● DIRECTIONS FOR THIS TASK: Each line below should be retyped exactly, with no pictures.

● DATA RECORDS:
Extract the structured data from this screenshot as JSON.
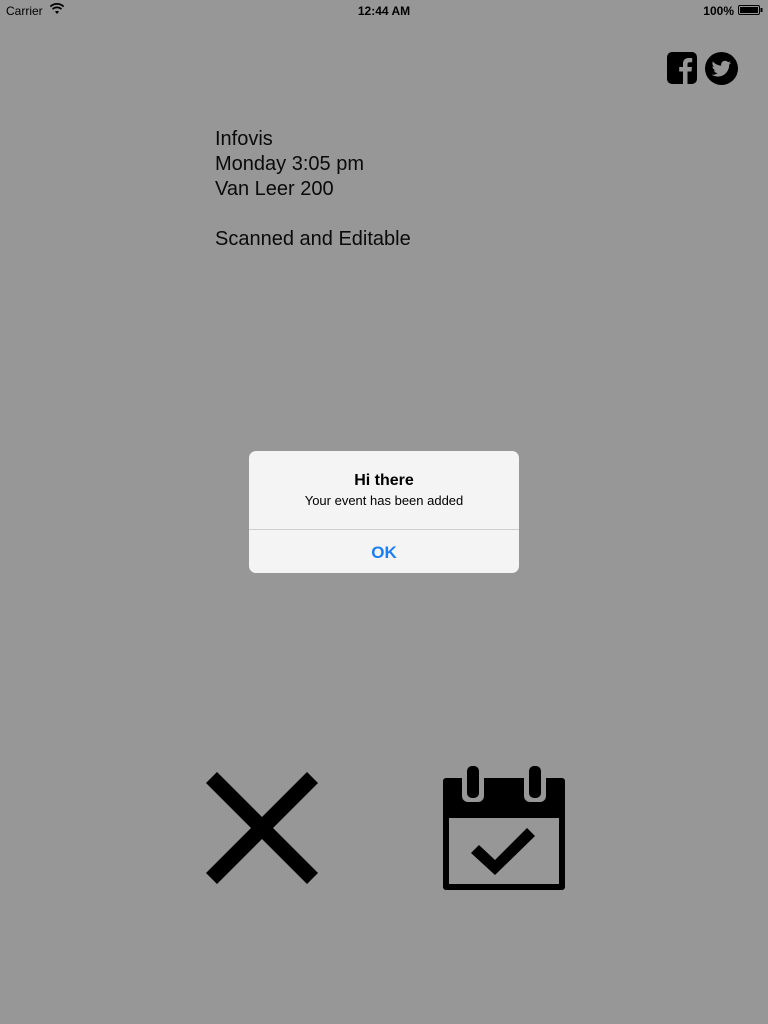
{
  "status_bar": {
    "carrier": "Carrier",
    "time": "12:44 AM",
    "battery": "100%",
    "icons": [
      "wifi-icon",
      "battery-icon"
    ]
  },
  "social": {
    "icons": [
      "facebook-icon",
      "twitter-icon"
    ]
  },
  "event": {
    "name": "Infovis",
    "datetime": "Monday 3:05 pm",
    "location": "Van Leer 200",
    "status": "Scanned and Editable"
  },
  "alert": {
    "title": "Hi there",
    "message": "Your event has been added",
    "ok_label": "OK",
    "ok_color": "#1a7ff0"
  },
  "actions": {
    "icons": [
      "close-icon",
      "calendar-check-icon"
    ]
  },
  "colors": {
    "background": "#979797",
    "alert_background": "#f4f4f4"
  }
}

● YOUR RESPONSE:
Extract the structured data from this screenshot as JSON.
{
  "status_bar": {
    "carrier": "Carrier",
    "time": "12:44 AM",
    "battery": "100%",
    "icons": [
      "wifi-icon",
      "battery-icon"
    ]
  },
  "social": {
    "icons": [
      "facebook-icon",
      "twitter-icon"
    ]
  },
  "event": {
    "name": "Infovis",
    "datetime": "Monday 3:05 pm",
    "location": "Van Leer 200",
    "status": "Scanned and Editable"
  },
  "alert": {
    "title": "Hi there",
    "message": "Your event has been added",
    "ok_label": "OK",
    "ok_color": "#1a7ff0"
  },
  "actions": {
    "icons": [
      "close-icon",
      "calendar-check-icon"
    ]
  },
  "colors": {
    "background": "#979797",
    "alert_background": "#f4f4f4"
  }
}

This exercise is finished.